By leveraging external security research teams, healthcare organizations can use experts with specific skills in IoT and hardware hacking to identify vulnerabilities before cyber adversaries can exploit them. This, in turn, enables healthcare organizations to provide a continuous, robust security posture that helps prevent the compromise of connected digital devices.
Connected infrastructure moving to the cloud
IT systems, connected medical devices, digital health applications and electronic patient records all offer immense value to both medical professionals and patients. However, each introduces unique and complex cybersecurity risks, most of which are not able to be quickly addressed as needed by internal security teams.

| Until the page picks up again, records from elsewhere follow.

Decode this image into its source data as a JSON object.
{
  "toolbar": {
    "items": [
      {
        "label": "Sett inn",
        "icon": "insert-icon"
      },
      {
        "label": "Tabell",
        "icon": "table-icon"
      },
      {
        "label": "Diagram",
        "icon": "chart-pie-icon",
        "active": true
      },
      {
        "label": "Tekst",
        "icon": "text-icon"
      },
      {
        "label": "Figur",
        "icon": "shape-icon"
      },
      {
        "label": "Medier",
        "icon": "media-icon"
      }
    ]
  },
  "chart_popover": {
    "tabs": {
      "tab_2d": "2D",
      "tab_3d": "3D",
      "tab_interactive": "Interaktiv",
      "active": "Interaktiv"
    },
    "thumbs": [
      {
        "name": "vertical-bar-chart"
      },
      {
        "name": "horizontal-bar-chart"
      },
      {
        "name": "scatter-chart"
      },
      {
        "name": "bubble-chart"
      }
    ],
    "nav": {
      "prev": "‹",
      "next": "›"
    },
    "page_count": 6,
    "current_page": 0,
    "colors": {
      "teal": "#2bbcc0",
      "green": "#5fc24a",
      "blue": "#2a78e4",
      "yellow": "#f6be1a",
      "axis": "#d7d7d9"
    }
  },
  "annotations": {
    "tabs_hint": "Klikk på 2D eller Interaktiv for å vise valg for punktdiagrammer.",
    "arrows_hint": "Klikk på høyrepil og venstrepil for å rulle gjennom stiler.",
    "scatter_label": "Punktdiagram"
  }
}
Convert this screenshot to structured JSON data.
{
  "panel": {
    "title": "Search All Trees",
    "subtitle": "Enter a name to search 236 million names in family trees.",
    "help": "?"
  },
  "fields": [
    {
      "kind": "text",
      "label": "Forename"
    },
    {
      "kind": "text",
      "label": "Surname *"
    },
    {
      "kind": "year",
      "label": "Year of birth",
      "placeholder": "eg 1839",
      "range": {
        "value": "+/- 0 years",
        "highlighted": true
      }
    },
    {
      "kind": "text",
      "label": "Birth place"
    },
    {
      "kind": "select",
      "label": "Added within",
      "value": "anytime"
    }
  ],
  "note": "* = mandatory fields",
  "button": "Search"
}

A crowdsourced cybersecurity approach enables healthcare professionals to assess and mitigate the risks associated with disparate data sources and infrastructure so that patients do not have to worry about the privacy of their data. Unfortunately, patient healthcare records can sell for up to $1,000 on the dark web due to the amount of personal information found within the documents — including a patient’s date of birth, credit card information, social security number, medical history, address and email.